One Line of Code at a Time
Everything is possible, except impossibility. Everyone's heard that traditional Hallmark card quote, that coined phrase that's been stitched and printed onto every single available throw pillow or wall hanging that Target can handle. Most people dismiss this as the cliche that it's known to be. I'm not gonna lie--I was one of those people.
It all changed with an application.
You know when you ask some old person (if you so happen to ever be talking to your grandpa on the phone) about the one thing that changed their life, and they mention throwing a paper route when they were seven or working at the Stock Exchange as a grad student?

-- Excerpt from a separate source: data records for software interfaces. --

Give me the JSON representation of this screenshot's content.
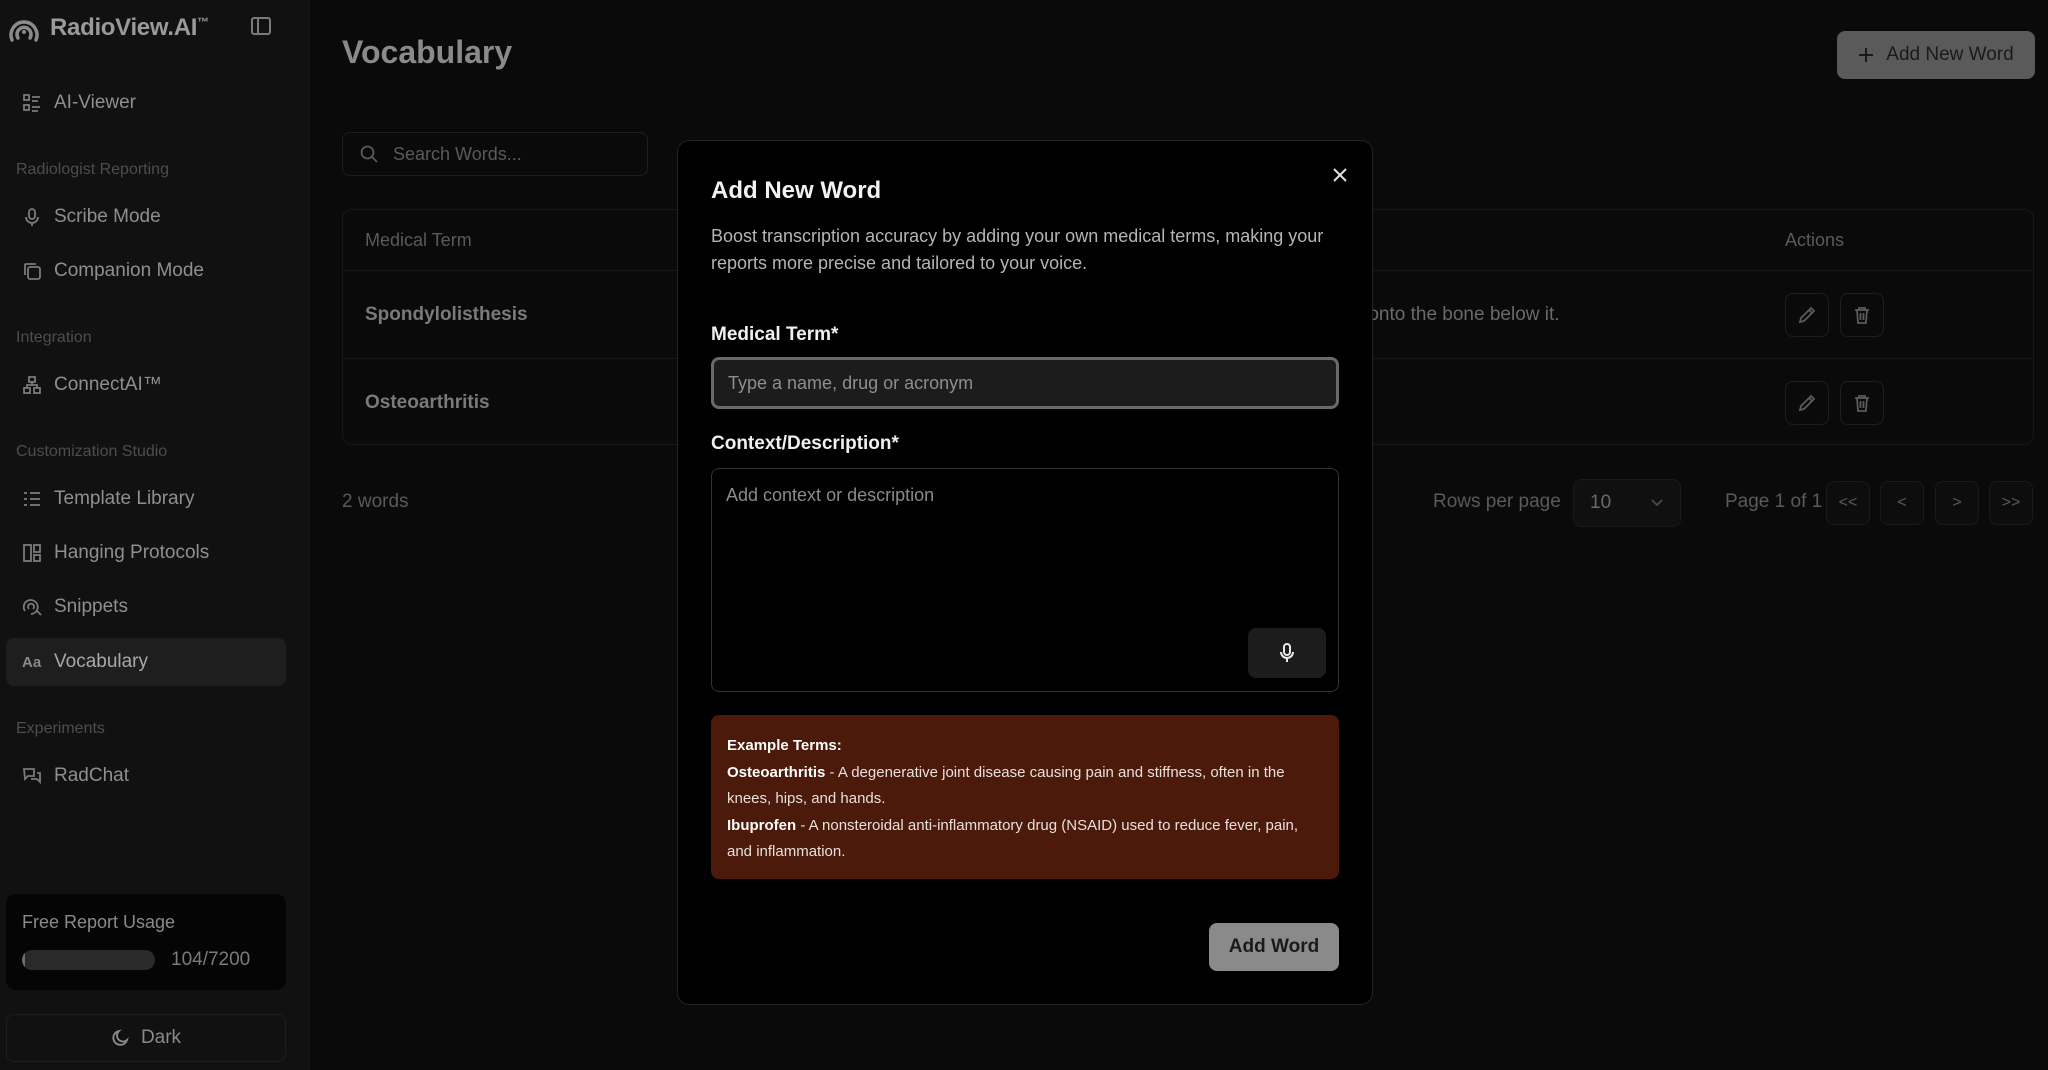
{
  "sidebar": {
    "logo": {
      "text": "RadioView.AI",
      "tm": "™"
    },
    "top_items": [
      {
        "label": "AI-Viewer",
        "icon": "list-icon"
      }
    ],
    "sections": [
      {
        "title": "Radiologist Reporting",
        "items": [
          {
            "label": "Scribe Mode",
            "icon": "mic-icon"
          },
          {
            "label": "Companion Mode",
            "icon": "copy-icon"
          }
        ]
      },
      {
        "title": "Integration",
        "items": [
          {
            "label": "ConnectAI™",
            "icon": "network-icon"
          }
        ]
      },
      {
        "title": "Customization Studio",
        "items": [
          {
            "label": "Template Library",
            "icon": "list-icon"
          },
          {
            "label": "Hanging Protocols",
            "icon": "layout-icon"
          },
          {
            "label": "Snippets",
            "icon": "snippet-icon"
          },
          {
            "label": "Vocabulary",
            "icon": "text-aa-icon",
            "active": true
          }
        ]
      },
      {
        "title": "Experiments",
        "items": [
          {
            "label": "RadChat",
            "icon": "chat-icon"
          }
        ]
      }
    ],
    "usage": {
      "label": "Free Report Usage",
      "count": "104/7200",
      "used": 104,
      "total": 7200
    },
    "theme": {
      "label": "Dark"
    }
  },
  "main": {
    "title": "Vocabulary",
    "add_button": "Add New Word",
    "search_placeholder": "Search Words...",
    "table": {
      "headers": {
        "term": "Medical Term",
        "actions": "Actions"
      },
      "rows": [
        {
          "term": "Spondylolisthesis",
          "description": "ce onto the bone below it."
        },
        {
          "term": "Osteoarthritis",
          "description": ""
        }
      ]
    },
    "footer": {
      "count": "2 words",
      "rows_per_page_label": "Rows per page",
      "rows_per_page": "10",
      "page_info": "Page 1 of 1",
      "first": "<<",
      "prev": "<",
      "next": ">",
      "last": ">>"
    }
  },
  "modal": {
    "title": "Add New Word",
    "description": "Boost transcription accuracy by adding your own medical terms, making your reports more precise and tailored to your voice.",
    "term_label": "Medical Term*",
    "term_placeholder": "Type a name, drug or acronym",
    "context_label": "Context/Description*",
    "context_placeholder": "Add context or description",
    "examples": {
      "heading": "Example Terms:",
      "items": [
        {
          "term": "Osteoarthritis",
          "text": " - A degenerative joint disease causing pain and stiffness, often in the knees, hips, and hands."
        },
        {
          "term": "Ibuprofen",
          "text": " - A nonsteroidal anti-inflammatory drug (NSAID) used to reduce fever, pain, and inflammation."
        }
      ]
    },
    "submit": "Add Word"
  },
  "colors": {
    "examples_bg": "#4b1a0a",
    "modal_bg": "#000000",
    "page_bg": "#0a0a0a"
  }
}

Well, if you end up talking to me 60 years in the future (who knows if it'll be on a phone or a chip implanted in our BRAINS), I'll bet you $25 that I'll say Girls Who Code.
(If I'm wrong, just collect it from 76-year-old Caitlin. She'll probably have more money than me.)

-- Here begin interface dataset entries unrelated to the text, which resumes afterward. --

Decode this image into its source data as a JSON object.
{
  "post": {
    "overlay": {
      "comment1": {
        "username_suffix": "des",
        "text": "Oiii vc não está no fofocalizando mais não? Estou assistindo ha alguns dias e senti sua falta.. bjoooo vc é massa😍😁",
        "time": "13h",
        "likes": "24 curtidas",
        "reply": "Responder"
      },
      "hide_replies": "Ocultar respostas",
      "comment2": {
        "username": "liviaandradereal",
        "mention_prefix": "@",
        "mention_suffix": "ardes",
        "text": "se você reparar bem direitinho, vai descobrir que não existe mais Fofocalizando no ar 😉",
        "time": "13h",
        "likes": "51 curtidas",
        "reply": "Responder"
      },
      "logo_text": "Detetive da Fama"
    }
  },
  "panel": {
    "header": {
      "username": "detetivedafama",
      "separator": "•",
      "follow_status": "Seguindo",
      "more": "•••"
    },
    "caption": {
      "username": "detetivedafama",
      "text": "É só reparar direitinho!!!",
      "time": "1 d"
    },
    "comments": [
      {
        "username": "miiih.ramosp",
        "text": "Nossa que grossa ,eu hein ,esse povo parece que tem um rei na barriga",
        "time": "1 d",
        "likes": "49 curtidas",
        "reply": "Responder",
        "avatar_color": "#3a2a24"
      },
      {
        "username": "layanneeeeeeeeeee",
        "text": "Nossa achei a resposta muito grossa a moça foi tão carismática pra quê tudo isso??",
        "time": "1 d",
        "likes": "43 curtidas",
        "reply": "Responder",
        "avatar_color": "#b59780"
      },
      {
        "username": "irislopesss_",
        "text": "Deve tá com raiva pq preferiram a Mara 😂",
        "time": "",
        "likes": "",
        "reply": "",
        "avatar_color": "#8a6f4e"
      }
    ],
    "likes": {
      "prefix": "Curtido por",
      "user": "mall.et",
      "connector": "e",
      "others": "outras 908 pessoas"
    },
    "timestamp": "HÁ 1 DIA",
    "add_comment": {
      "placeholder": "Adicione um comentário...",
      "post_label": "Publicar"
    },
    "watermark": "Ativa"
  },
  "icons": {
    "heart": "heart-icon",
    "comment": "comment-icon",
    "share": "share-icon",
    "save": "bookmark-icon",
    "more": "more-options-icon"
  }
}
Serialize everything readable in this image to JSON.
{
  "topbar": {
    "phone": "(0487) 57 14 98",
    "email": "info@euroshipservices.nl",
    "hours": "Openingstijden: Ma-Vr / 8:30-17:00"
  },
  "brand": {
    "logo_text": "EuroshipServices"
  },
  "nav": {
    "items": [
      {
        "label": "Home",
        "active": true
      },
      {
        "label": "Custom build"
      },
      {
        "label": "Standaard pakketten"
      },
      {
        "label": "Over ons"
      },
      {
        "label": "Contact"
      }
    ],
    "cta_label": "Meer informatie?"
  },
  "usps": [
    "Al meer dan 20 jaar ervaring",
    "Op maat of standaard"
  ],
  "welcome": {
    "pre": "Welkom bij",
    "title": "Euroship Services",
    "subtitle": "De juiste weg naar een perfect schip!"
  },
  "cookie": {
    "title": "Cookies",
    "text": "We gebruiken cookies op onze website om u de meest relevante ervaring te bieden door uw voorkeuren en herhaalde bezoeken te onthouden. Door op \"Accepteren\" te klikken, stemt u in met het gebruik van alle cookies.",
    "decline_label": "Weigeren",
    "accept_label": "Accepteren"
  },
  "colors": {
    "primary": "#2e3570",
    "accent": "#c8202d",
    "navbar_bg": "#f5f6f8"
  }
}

Girls Who Code was something that came up in January or so of my sophomore year. My dad had been trawling (the Internet, not the ocean) for every and any internship that had to do with STEM: science, technology, engineering, and/or math. It's been my dream to be an engineer--ever since I decided that there isn't enough room in New York to build buildings as an architect--and he felt that it was time to throw myself into the field and get some experience.

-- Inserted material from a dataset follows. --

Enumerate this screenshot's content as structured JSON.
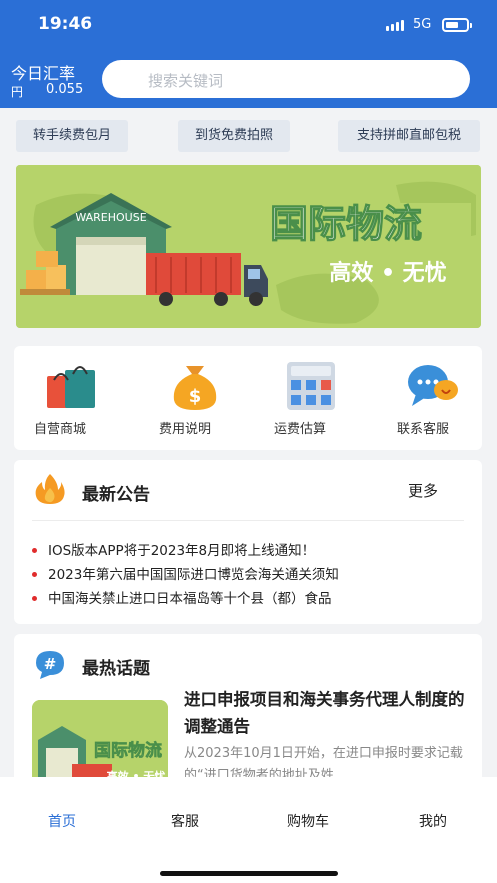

I've watched as many Disney action movies as the next person, and none of them made me want to be a coder. When I heard the word, I shuddered and imagined a lone chubby guy in a painfully ironic shirt covered in Dorito dust and Coke spills, frantically typing away in his mother's basement with a headset clamped to his ear (into which he would yell commands for his League of Legends team) and the computer screen lighting up his face. It wasn't an image I aspired to fulfill.
But as soon as I sent in my application and got my acceptance into the six week program, I was locked in. No getting out of it.
I was fully prepared to walk into Goldman Sachs (the location for my Girls Who Code program) and see a classroom, full of preppily-dressed girls and a less-than-enthusiastic teacher.
Boy was I wrong.
Okay, it didn't exactly *work*, but we were able to make a log-in (using HTML input) and print out results (by hardcoding the results into the HTML page). But hey, our parents thought it looked great! And maybe we can finish it, since the New York State Forensics League (the organization which organizes high school debate in New York. Nope, it has nothing to do with "Criminal Minds").
Not only did I learn to code, but I made 20 new best friends. We bonded over our coding #strugglebus, listened to hilarious stories during Highs-and-Lows, made robots have a dance party, went out to hackathons and restaurants and movies. If I have a problem with my Java program for AP Computer Science, I know I have someone to turn to for help. If I want a team for an upcoming hackathon, people are on board for 24 hours of no sleep and lots of swag/food. When I had my Sweet Sixteen, I had a group of friends to call up and light a candle for me, because they had made such a profound impact on my life.
Coding is now my passion. I enrolled in the AP Computer Science course at my school this year. I attended five or six hackathons--and ended up bringing awards home from all but one of them *fist pump*. I even founded my own hackathon with CSTUY: def hacks() [PLUGSPLUGSPLUGS]. And now I coded this entire website.
So if you can learn anything from me, learn that you should make the jump and get your hands dirty. Be uncomfortable--it's how you grow.